⟨

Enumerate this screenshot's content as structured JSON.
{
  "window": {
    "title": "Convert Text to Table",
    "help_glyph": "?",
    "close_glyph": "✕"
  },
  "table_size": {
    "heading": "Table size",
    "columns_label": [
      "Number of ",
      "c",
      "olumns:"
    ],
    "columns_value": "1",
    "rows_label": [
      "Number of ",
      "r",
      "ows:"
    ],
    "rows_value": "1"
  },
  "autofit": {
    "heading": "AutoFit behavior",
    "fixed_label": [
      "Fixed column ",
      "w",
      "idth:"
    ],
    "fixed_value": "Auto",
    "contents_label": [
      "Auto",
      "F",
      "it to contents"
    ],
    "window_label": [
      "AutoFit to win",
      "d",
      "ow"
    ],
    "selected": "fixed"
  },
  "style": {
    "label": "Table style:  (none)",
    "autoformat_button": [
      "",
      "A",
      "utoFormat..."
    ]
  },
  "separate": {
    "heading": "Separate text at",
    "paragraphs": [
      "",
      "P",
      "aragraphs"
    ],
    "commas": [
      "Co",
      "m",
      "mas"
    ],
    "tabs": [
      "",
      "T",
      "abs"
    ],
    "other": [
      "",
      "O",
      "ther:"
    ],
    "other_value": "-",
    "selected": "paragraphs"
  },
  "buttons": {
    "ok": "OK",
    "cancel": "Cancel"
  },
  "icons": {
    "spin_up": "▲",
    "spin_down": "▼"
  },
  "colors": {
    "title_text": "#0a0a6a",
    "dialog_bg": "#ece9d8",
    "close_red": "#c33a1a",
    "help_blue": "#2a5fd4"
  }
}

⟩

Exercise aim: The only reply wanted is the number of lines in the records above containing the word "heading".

Response to this task: 3